Well, ever since I came back from the conference I have noticed myself stopping my impulsive recasting more and more. Not only because of the talks I attended but even more so for the conversations I had on the topic. Better (?) yet, I have seen myself consciously pointing out the student’s mistake (not when fluency is the objective, unless fluency is prevented by accuracy – or lack of accuracy preventing proper understanding) by saying: “the correct way to say this is…” or  “That is not correct. Why don’t you say…”. And you know what? It works! After doing that for a couple of weeks a few students voiced their feeling I had been correcting them more – and their approval of it. So I asked them (even the groups who hadn’t expressed their noticing of my change in behavior) if they preferred it that way – and I explained recasting (the previous method) – and they said that most times when I recasted they didn’t notice they were being corrected. But when I pointed it out they did, and they liked it better. They felt more progress, more learning. At the same time, a few students recognise recasting and see it as a correction. But in my case, these are a minority.

My point in this post is actually a question to ELT teachers worldwide: Do you feel your students pick up recasting? Because I feel most of mine don’t. And yes, some students might be (initially at least) a bit taken aback by a blunt/on-the-spot correction. But my feeling is that at least this way they understand they did not effectively communicate, and may be more aware of the mistake on other opportunities.

I was observed by a teacher trainee (who is taking classes at the Teacher Education program we have in the school I teach) on a class recently (in an A2 group) and at the end she asked if the way I corrected the students did not embarrass or shy them away from speaking in class. Knowing where she was coming from (taking a basic Teacher training course) I asked her if she was wondering why I had done explicit correction instead of recasting with the group, because I know recasting is the oral correction tool of the communicative approach. She said I was right and asked me to justify my choice it. I asked her if she thought recast worked with everyone – a question she didn’t immediately answer, but rather just stood there, looking pensive . I said that I tried to use it with the students I sensed it worked and I used direct correction with the others. I mentioned articles and studies and conversations I’ve had. She was happy (and relieved) to hear what I said. And so were other teachers that have observed me and approached me.
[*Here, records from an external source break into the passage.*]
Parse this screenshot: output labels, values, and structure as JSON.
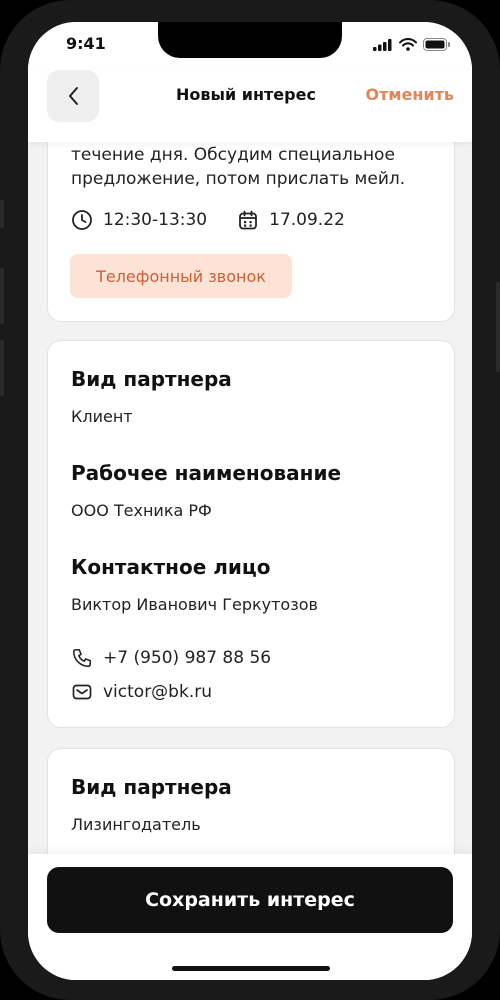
{
  "status_bar": {
    "time": "9:41"
  },
  "nav": {
    "title": "Новый интерес",
    "cancel_label": "Отменить"
  },
  "activity": {
    "description": "течение дня. Обсудим специальное предложение, потом прислать мейл.",
    "time_range": "12:30-13:30",
    "date": "17.09.22",
    "type_tag": "Телефонный звонок"
  },
  "partner_card": {
    "partner_type_label": "Вид партнера",
    "partner_type_value": "Клиент",
    "working_name_label": "Рабочее наименование",
    "working_name_value": "ООО Техника РФ",
    "contact_label": "Контактное лицо",
    "contact_value": "Виктор Иванович Геркутозов",
    "phone": "+7 (950) 987 88 56",
    "email": "victor@bk.ru"
  },
  "partner_card_2": {
    "partner_type_label": "Вид партнера",
    "partner_type_value": "Лизингодатель"
  },
  "footer": {
    "save_label": "Сохранить интерес"
  },
  "colors": {
    "accent": "#e0865a",
    "tag_bg": "#fde3d6",
    "tag_text": "#c8613a",
    "button_bg": "#111111"
  }
}
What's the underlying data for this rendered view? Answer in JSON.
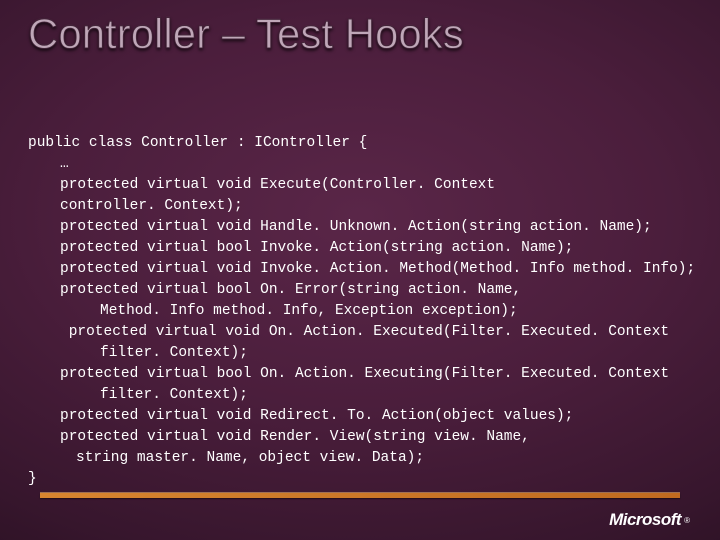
{
  "title": "Controller – Test Hooks",
  "code": {
    "l0": "public class Controller : IController {",
    "l1": "…",
    "l2": "protected virtual void Execute(Controller. Context",
    "l3": "controller. Context);",
    "l4": "protected virtual void Handle. Unknown. Action(string action. Name);",
    "l5": "protected virtual bool Invoke. Action(string action. Name);",
    "l6": "protected virtual void Invoke. Action. Method(Method. Info method. Info);",
    "l7": "protected virtual bool On. Error(string action. Name,",
    "l8": "Method. Info method. Info, Exception exception);",
    "l9": " protected virtual void On. Action. Executed(Filter. Executed. Context",
    "l10": "filter. Context);",
    "l11": "protected virtual bool On. Action. Executing(Filter. Executed. Context",
    "l12": "filter. Context);",
    "l13": "protected virtual void Redirect. To. Action(object values);",
    "l14": "protected virtual void Render. View(string view. Name,",
    "l15": "string master. Name, object view. Data);",
    "l16": "}"
  },
  "logo": "Microsoft",
  "logo_reg": "®"
}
It seems people are waking up to students’ individual learning styles and needs. But how feasible it is when you have a large classroom? A multilingual, multicultural classroom? Does size matter in this case? Does anything?

 

I plan on conducting an experiment. A simple one. I have two very similar classes (same level, similar number of students – around 13 years old, A2 level). This week I’ll try to only correct their oral production by recasting on the first group and only by doing direct correction on the second. Then, on the end of each last class, I’ll ask them to reflect upon whether they felt / knew they had made any mistakes while speaking in that class (this will be done in writing, on little slips of paper, so that the students feel comfortable at being honest). I’m curious to see what I get! Stay tuned for the next episode on the recasting saga! :)